By Elise Franco – Staff Writer, Charlotte Business Journal
July 13, 2023
Indianapolis-based Spot has expanded its uptown Charlotte footprint with plans to more than double its employee base here.
The logistics company is leasing an additional floor spanning 22,000 square feet at First Citizens Bank Plaza, at 128 S. Tryon St. Spot has leased space on two floors there since September 2021. The company’s total office footprint is now 48,000 square feet.
A Spot communications representative told Charlotte Business Journal that the additional floor has 144 workstations and a new state-of-the-art training center that allows for critical training and ongoing education for its employees. Spot’s 108 local employees moved into the new space earlier this week.
“We’re really big on open, collaborative workspaces, as we’re all in-office,” the representative said. “With the logistics industry, a lot of our employees are on call and communicating with our customers, so having a space they enjoy working from and coming to is priority one.”
Kreg Hunter, Spot director of operations, said the expansion marks a significant investment and a sign of the company’s commitment to Charlotte and its employees.
“We have always believed that our employees are our greatest asset, and this space and its amenities are another way to show them how much we value them,” he said. “Like all of our locations around the country, this space was designed to foster a collaborative environment with its spacious open floor plan and boutique styling where employees can share ideas and work together to achieve goals.”
Spot plans to hire an additional 100 people over the next year and 50 more after that, more than doubling its current employee base. The expansion allows the company to accommodate this and future growth.
CBRE handled the leasing. Playbook Management Co., Perkins & Will and Barringer Construction worked on the planning, design and construction.

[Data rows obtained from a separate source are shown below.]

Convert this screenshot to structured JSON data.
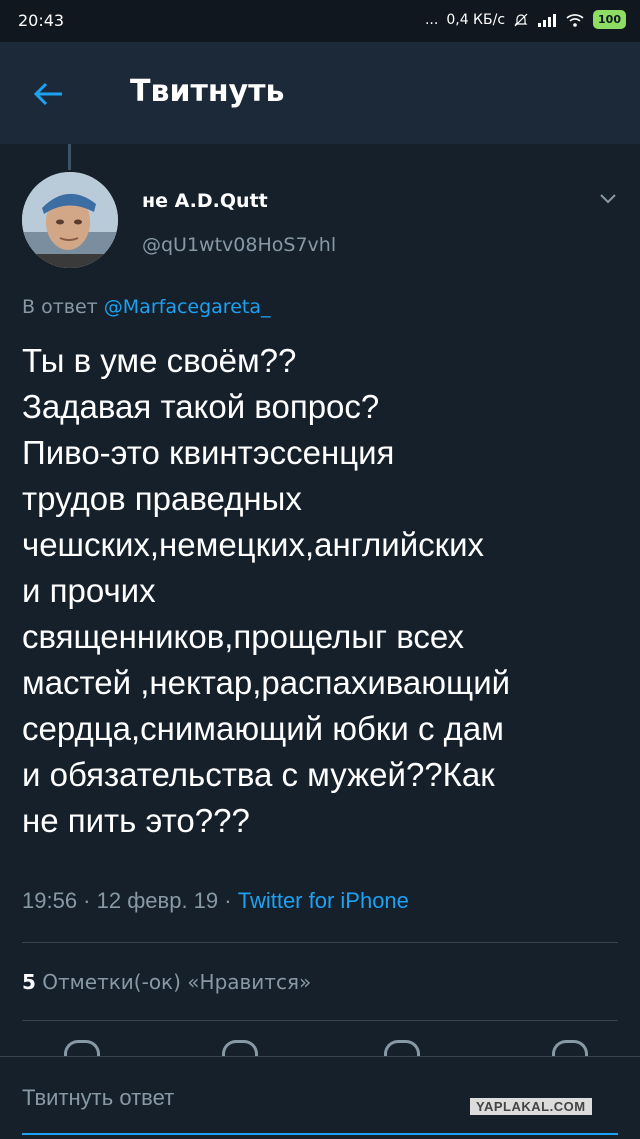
{
  "status_bar": {
    "time": "20:43",
    "dots": "...",
    "network_speed": "0,4 КБ/с",
    "battery": "100",
    "icons": [
      "muted-bell-icon",
      "signal-icon",
      "wifi-icon",
      "battery-icon"
    ]
  },
  "app_bar": {
    "title": "Твитнуть",
    "back_icon": "arrow-left-icon"
  },
  "tweet": {
    "author_name": "не A.D.Qutt",
    "handle": "@qU1wtv08HoS7vhl",
    "reply_prefix": "В ответ",
    "reply_mention": "@Marfacegareta_",
    "text": "Ты в уме своём??\nЗадавая такой вопрос?\nПиво-это квинтэссенция\nтрудов праведных\nчешских,немецких,английских\nи прочих\nсвященников,прощелыг всех\nмастей ,нектар,распахивающий\nсердца,снимающий юбки с дам\nи обязательства с мужей??Как\nне пить это???",
    "timestamp": "19:56 · 12 февр. 19 ·",
    "source": "Twitter for iPhone",
    "likes_count": "5",
    "likes_label": "Отметки(-ок) «Нравится»"
  },
  "compose": {
    "placeholder": "Твитнуть ответ"
  },
  "watermark": "YAPLAKAL.COM",
  "colors": {
    "background": "#15202b",
    "app_bar": "#1c2938",
    "accent": "#1da1f2",
    "secondary_text": "#8899a6"
  }
}
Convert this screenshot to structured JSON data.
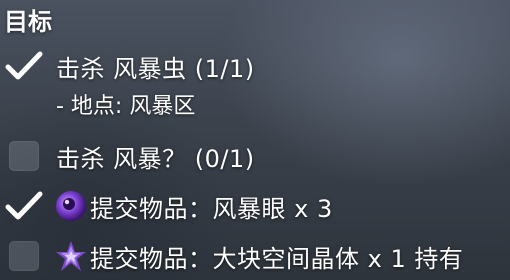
{
  "quest": {
    "title": "目标",
    "objectives": [
      {
        "text": "击杀 风暴虫  (1/1)",
        "done": true
      },
      {
        "text": "- 地点: 风暴区",
        "sub": true
      },
      {
        "text": "击杀 风暴？  (0/1)",
        "done": false
      },
      {
        "text": "提交物品：风暴眼 x 3",
        "done": true,
        "icon": "storm-eye-icon"
      },
      {
        "text": "提交物品：大块空间晶体 x 1 持有",
        "done": false,
        "icon": "space-crystal-icon"
      }
    ]
  },
  "colors": {
    "check": "#ffffff",
    "storm_eye": "#7b3fd0",
    "space_crystal": "#7a4cc8"
  }
}
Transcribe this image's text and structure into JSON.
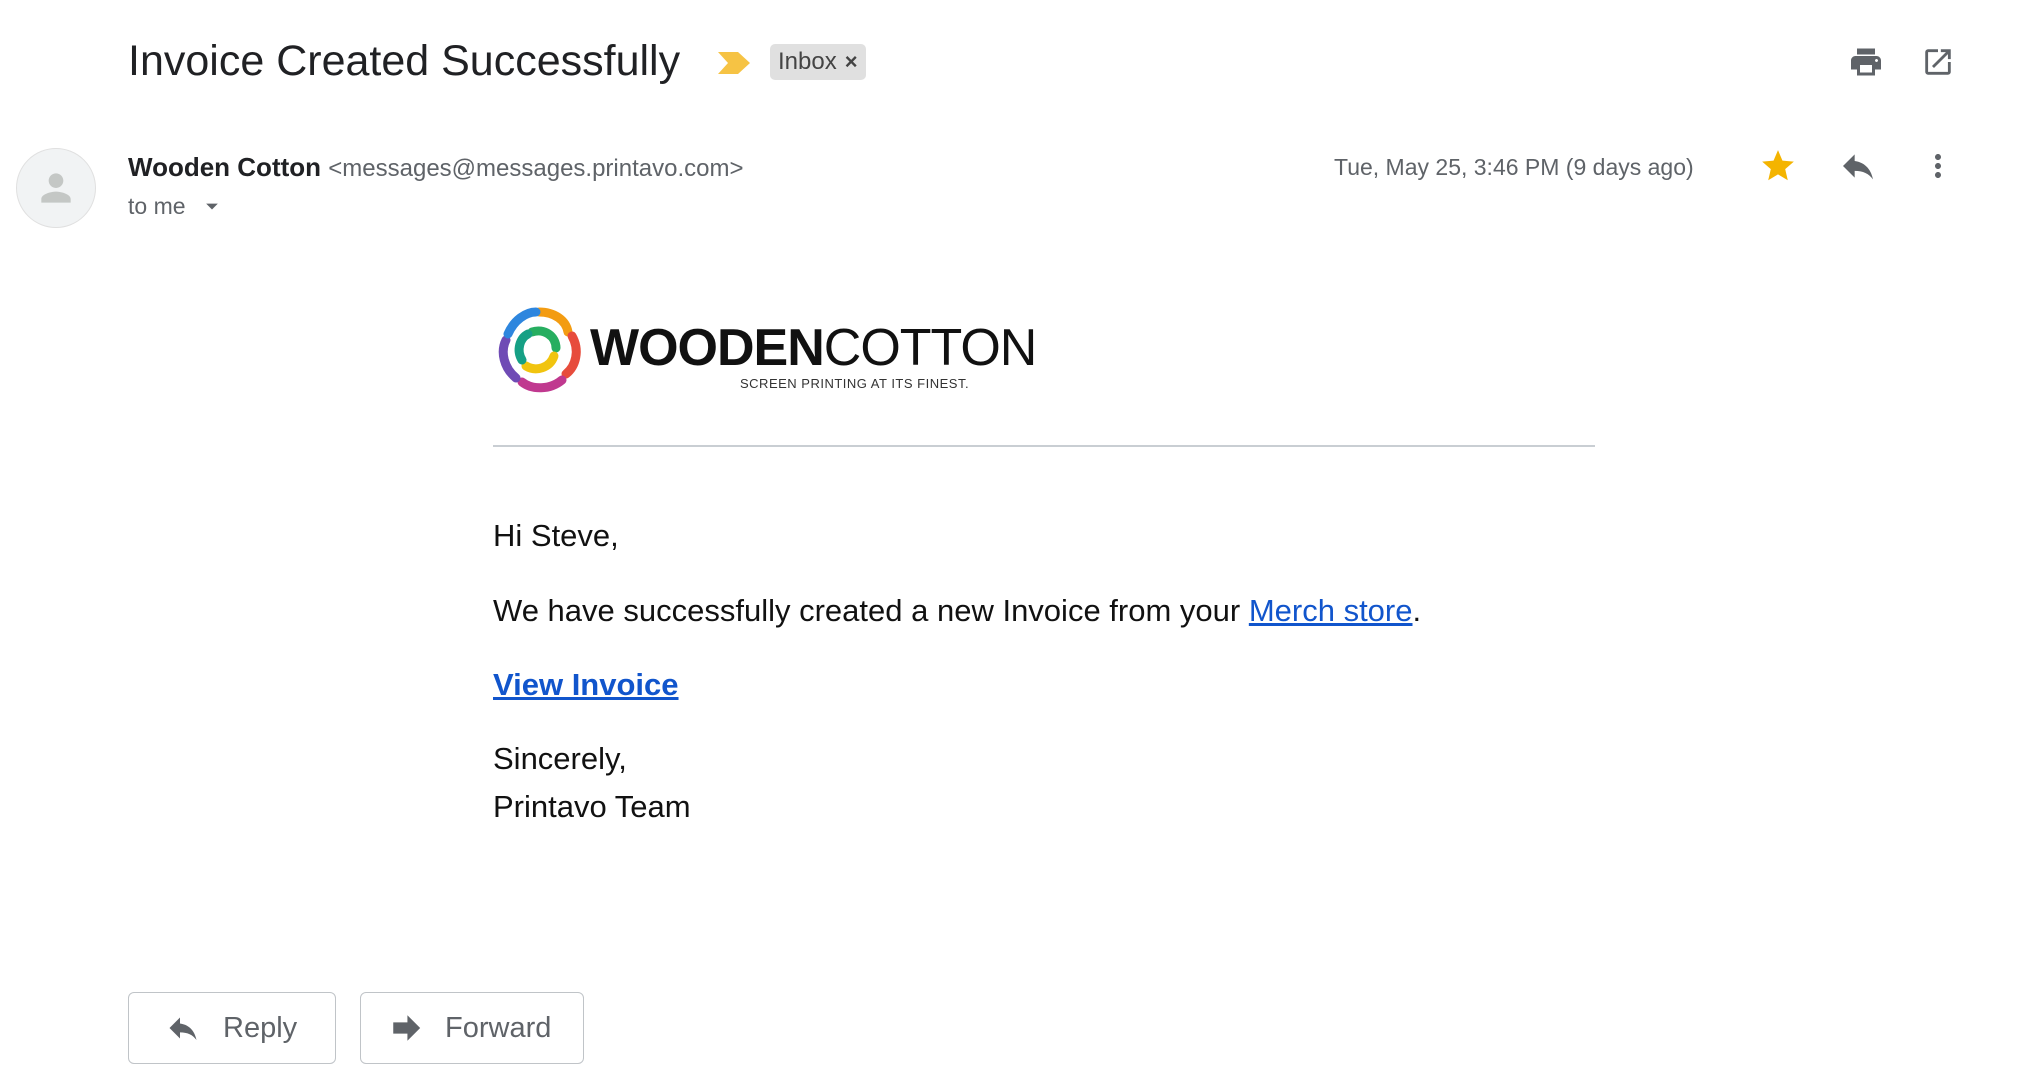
{
  "subject": "Invoice Created Successfully",
  "label": {
    "name": "Inbox",
    "remove": "×"
  },
  "sender": {
    "name": "Wooden Cotton",
    "email": "<messages@messages.printavo.com>",
    "to": "to me"
  },
  "date": "Tue, May 25, 3:46 PM (9 days ago)",
  "logo": {
    "word_bold": "WOODEN",
    "word_light": "COTTON",
    "tagline": "SCREEN PRINTING AT ITS FINEST."
  },
  "body": {
    "greeting": "Hi Steve,",
    "message_prefix": "We have successfully created a new Invoice from your ",
    "message_link": "Merch store",
    "message_suffix": ".",
    "view_invoice": "View Invoice",
    "closing": "Sincerely,",
    "signature": "Printavo Team"
  },
  "actions": {
    "reply": "Reply",
    "forward": "Forward"
  },
  "colors": {
    "link": "#1155cc",
    "star": "#f4b400",
    "importance": "#f6c344",
    "label_bg": "#e0e0e0"
  },
  "icons": [
    "importance-marker-icon",
    "print-icon",
    "open-in-new-window-icon",
    "avatar-icon",
    "dropdown-arrow-icon",
    "star-icon",
    "reply-icon",
    "more-vert-icon",
    "forward-icon",
    "logo-mark-icon"
  ]
}
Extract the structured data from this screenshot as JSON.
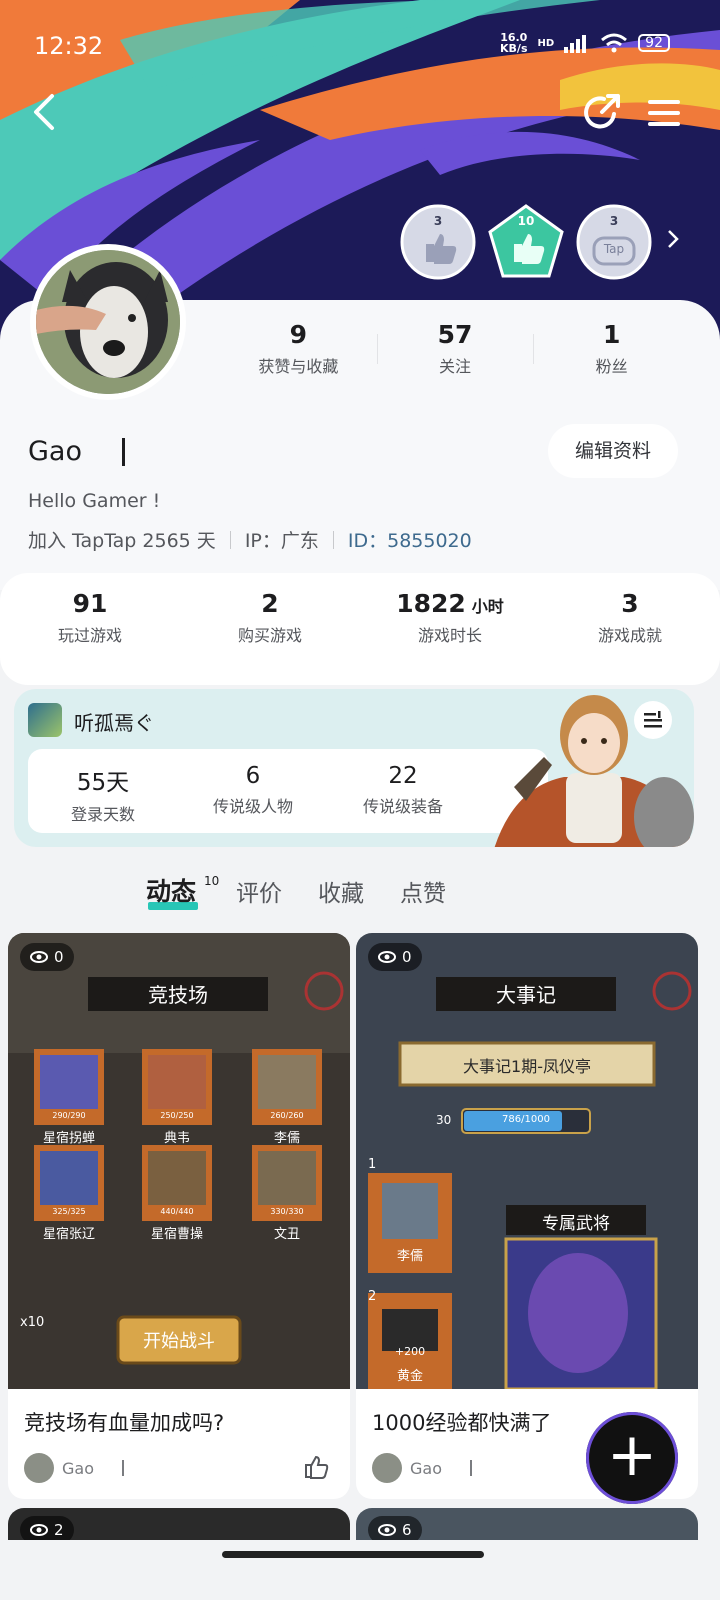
{
  "status_bar": {
    "time": "12:32",
    "net_speed_value": "16.0",
    "net_speed_unit": "KB/s",
    "signal_tag": "HD",
    "battery": "92"
  },
  "header": {
    "badges": [
      {
        "count": "3",
        "color": "#c4c9dc"
      },
      {
        "count": "10",
        "color": "#3cc6a0"
      },
      {
        "count": "3",
        "color": "#c4c9dc",
        "label": "Tap"
      }
    ]
  },
  "profile": {
    "stats": [
      {
        "value": "9",
        "label": "获赞与收藏"
      },
      {
        "value": "57",
        "label": "关注"
      },
      {
        "value": "1",
        "label": "粉丝"
      }
    ],
    "name": "Gao",
    "edit_button": "编辑资料",
    "bio": "Hello Gamer !",
    "joined": "加入 TapTap 2565 天",
    "ip": "IP：广东",
    "id": "ID：5855020"
  },
  "game_stats": [
    {
      "value": "91",
      "unit": "",
      "label": "玩过游戏"
    },
    {
      "value": "2",
      "unit": "",
      "label": "购买游戏"
    },
    {
      "value": "1822",
      "unit": "小时",
      "label": "游戏时长"
    },
    {
      "value": "3",
      "unit": "",
      "label": "游戏成就"
    }
  ],
  "game_card": {
    "name": "听孤焉ぐ",
    "stats": [
      {
        "value": "55天",
        "label": "登录天数"
      },
      {
        "value": "6",
        "label": "传说级人物"
      },
      {
        "value": "22",
        "label": "传说级装备"
      }
    ]
  },
  "tabs": [
    {
      "label": "动态",
      "count": "10",
      "active": true
    },
    {
      "label": "评价"
    },
    {
      "label": "收藏"
    },
    {
      "label": "点赞"
    }
  ],
  "posts": [
    {
      "views": "0",
      "title": "竞技场有血量加成吗?",
      "author": "Gao",
      "image_texts": {
        "header": "竞技场",
        "names": [
          "星宿拐蝉",
          "典韦",
          "李儒",
          "星宿张辽",
          "星宿曹操",
          "文丑"
        ],
        "hp": [
          "290/290",
          "250/250",
          "260/260",
          "325/325",
          "440/440",
          "330/330"
        ],
        "start": "开始战斗",
        "multiplier": "x10"
      }
    },
    {
      "views": "0",
      "title": "1000经验都快满了",
      "author": "Gao",
      "image_texts": {
        "header": "大事记",
        "subtitle": "大事记1期-凤仪亭",
        "level": "30",
        "progress": "786/1000",
        "exclusive": "专属武将",
        "hero": "李儒",
        "reward": "+200",
        "reward_name": "黄金",
        "steps": [
          "1",
          "2"
        ]
      }
    }
  ],
  "more_posts": [
    {
      "views": "2"
    },
    {
      "views": "6"
    }
  ],
  "fab": {
    "label": "+"
  }
}
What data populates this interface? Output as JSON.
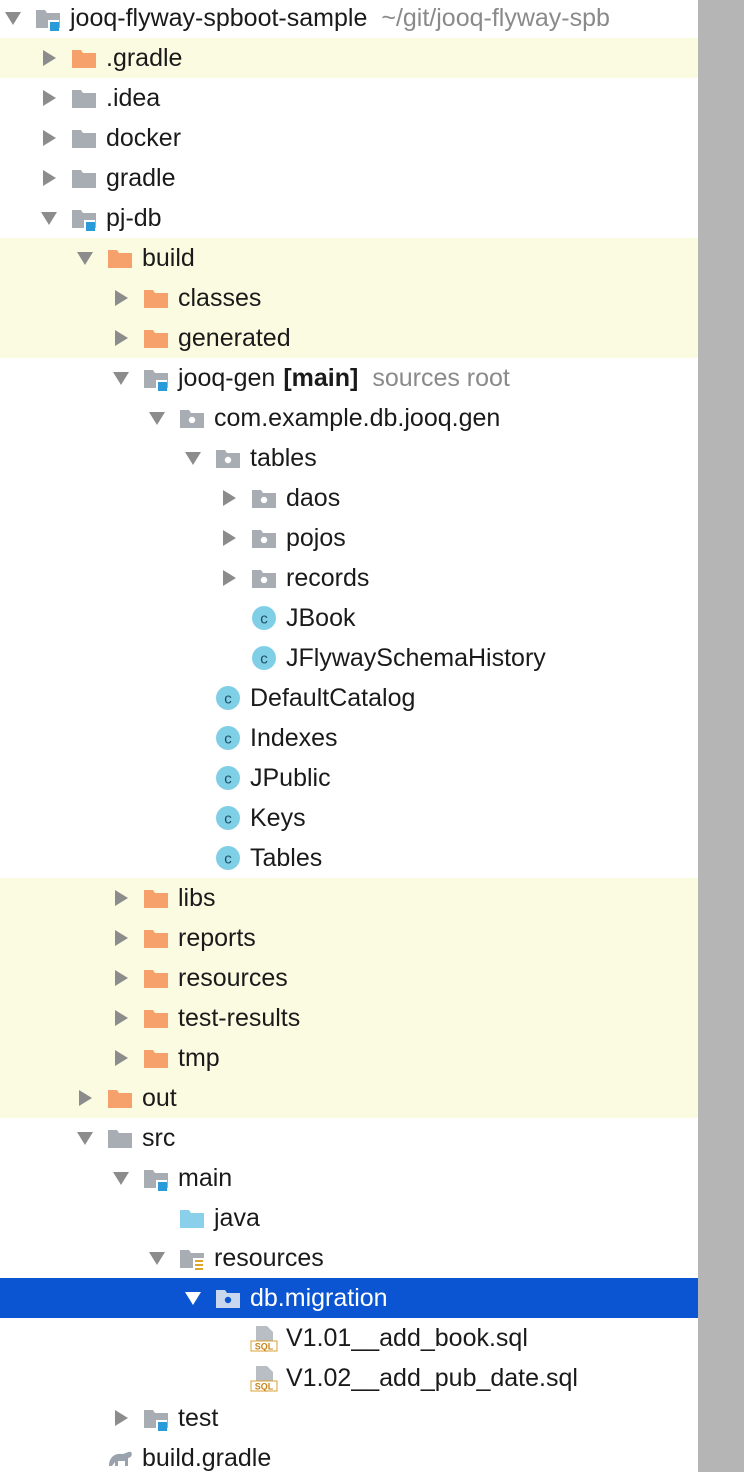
{
  "colors": {
    "excluded_row_bg": "#fbfbe1",
    "selection_bg": "#0b55d2",
    "orange_folder": "#f6a16c",
    "grey_folder": "#a7adb3",
    "source_folder": "#8ad0ea",
    "class_icon": "#7fcfe6",
    "module_badge": "#2a9ad8",
    "scrollbar": "#b5b5b5"
  },
  "tree": {
    "rows": [
      {
        "label": "jooq-flyway-spboot-sample",
        "suffix": "~/git/jooq-flyway-spb",
        "icon": "module-folder-icon",
        "arrow": "down",
        "depth": 0,
        "highlight": false
      },
      {
        "label": ".gradle",
        "icon": "excluded-folder-icon",
        "arrow": "right",
        "depth": 1,
        "highlight": true
      },
      {
        "label": ".idea",
        "icon": "folder-icon",
        "arrow": "right",
        "depth": 1,
        "highlight": false
      },
      {
        "label": "docker",
        "icon": "folder-icon",
        "arrow": "right",
        "depth": 1,
        "highlight": false
      },
      {
        "label": "gradle",
        "icon": "folder-icon",
        "arrow": "right",
        "depth": 1,
        "highlight": false
      },
      {
        "label": "pj-db",
        "icon": "module-folder-icon",
        "arrow": "down",
        "depth": 1,
        "highlight": false
      },
      {
        "label": "build",
        "icon": "excluded-folder-icon",
        "arrow": "down",
        "depth": 2,
        "highlight": true
      },
      {
        "label": "classes",
        "icon": "excluded-folder-icon",
        "arrow": "right",
        "depth": 3,
        "highlight": true
      },
      {
        "label": "generated",
        "icon": "excluded-folder-icon",
        "arrow": "right",
        "depth": 3,
        "highlight": true
      },
      {
        "label": "jooq-gen",
        "tag": "[main]",
        "suffix": "sources root",
        "icon": "module-folder-icon",
        "arrow": "down",
        "depth": 3,
        "highlight": false
      },
      {
        "label": "com.example.db.jooq.gen",
        "icon": "package-icon",
        "arrow": "down",
        "depth": 4,
        "highlight": false
      },
      {
        "label": "tables",
        "icon": "package-icon",
        "arrow": "down",
        "depth": 5,
        "highlight": false
      },
      {
        "label": "daos",
        "icon": "package-icon",
        "arrow": "right",
        "depth": 6,
        "highlight": false
      },
      {
        "label": "pojos",
        "icon": "package-icon",
        "arrow": "right",
        "depth": 6,
        "highlight": false
      },
      {
        "label": "records",
        "icon": "package-icon",
        "arrow": "right",
        "depth": 6,
        "highlight": false
      },
      {
        "label": "JBook",
        "icon": "class-icon",
        "arrow": "none",
        "depth": 6,
        "highlight": false
      },
      {
        "label": "JFlywaySchemaHistory",
        "icon": "class-icon",
        "arrow": "none",
        "depth": 6,
        "highlight": false
      },
      {
        "label": "DefaultCatalog",
        "icon": "class-icon",
        "arrow": "none",
        "depth": 5,
        "highlight": false
      },
      {
        "label": "Indexes",
        "icon": "class-icon",
        "arrow": "none",
        "depth": 5,
        "highlight": false
      },
      {
        "label": "JPublic",
        "icon": "class-icon",
        "arrow": "none",
        "depth": 5,
        "highlight": false
      },
      {
        "label": "Keys",
        "icon": "class-icon",
        "arrow": "none",
        "depth": 5,
        "highlight": false
      },
      {
        "label": "Tables",
        "icon": "class-icon",
        "arrow": "none",
        "depth": 5,
        "highlight": false
      },
      {
        "label": "libs",
        "icon": "excluded-folder-icon",
        "arrow": "right",
        "depth": 3,
        "highlight": true
      },
      {
        "label": "reports",
        "icon": "excluded-folder-icon",
        "arrow": "right",
        "depth": 3,
        "highlight": true
      },
      {
        "label": "resources",
        "icon": "excluded-folder-icon",
        "arrow": "right",
        "depth": 3,
        "highlight": true
      },
      {
        "label": "test-results",
        "icon": "excluded-folder-icon",
        "arrow": "right",
        "depth": 3,
        "highlight": true
      },
      {
        "label": "tmp",
        "icon": "excluded-folder-icon",
        "arrow": "right",
        "depth": 3,
        "highlight": true
      },
      {
        "label": "out",
        "icon": "excluded-folder-icon",
        "arrow": "right",
        "depth": 2,
        "highlight": true
      },
      {
        "label": "src",
        "icon": "folder-icon",
        "arrow": "down",
        "depth": 2,
        "highlight": false
      },
      {
        "label": "main",
        "icon": "module-folder-icon",
        "arrow": "down",
        "depth": 3,
        "highlight": false
      },
      {
        "label": "java",
        "icon": "source-folder-icon",
        "arrow": "none",
        "depth": 4,
        "highlight": false
      },
      {
        "label": "resources",
        "icon": "resources-folder-icon",
        "arrow": "down",
        "depth": 4,
        "highlight": false
      },
      {
        "label": "db.migration",
        "icon": "package-icon",
        "arrow": "down",
        "depth": 5,
        "highlight": false,
        "selected": true
      },
      {
        "label": "V1.01__add_book.sql",
        "icon": "sql-file-icon",
        "arrow": "none",
        "depth": 6,
        "highlight": false
      },
      {
        "label": "V1.02__add_pub_date.sql",
        "icon": "sql-file-icon",
        "arrow": "none",
        "depth": 6,
        "highlight": false
      },
      {
        "label": "test",
        "icon": "module-folder-icon",
        "arrow": "right",
        "depth": 3,
        "highlight": false
      },
      {
        "label": "build.gradle",
        "icon": "gradle-file-icon",
        "arrow": "none",
        "depth": 2,
        "highlight": false
      }
    ]
  }
}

First Citizens Bank Plaza is a 23-story, 476,393-square-foot office tower built in 1986. In April, The Dilweg Cos., based in Durham, handed the building back to the lender after six years of ownership. Dilweg tried to restructure its financing tied to the property but couldn’t come to terms with the lender, Dornin Investment Group.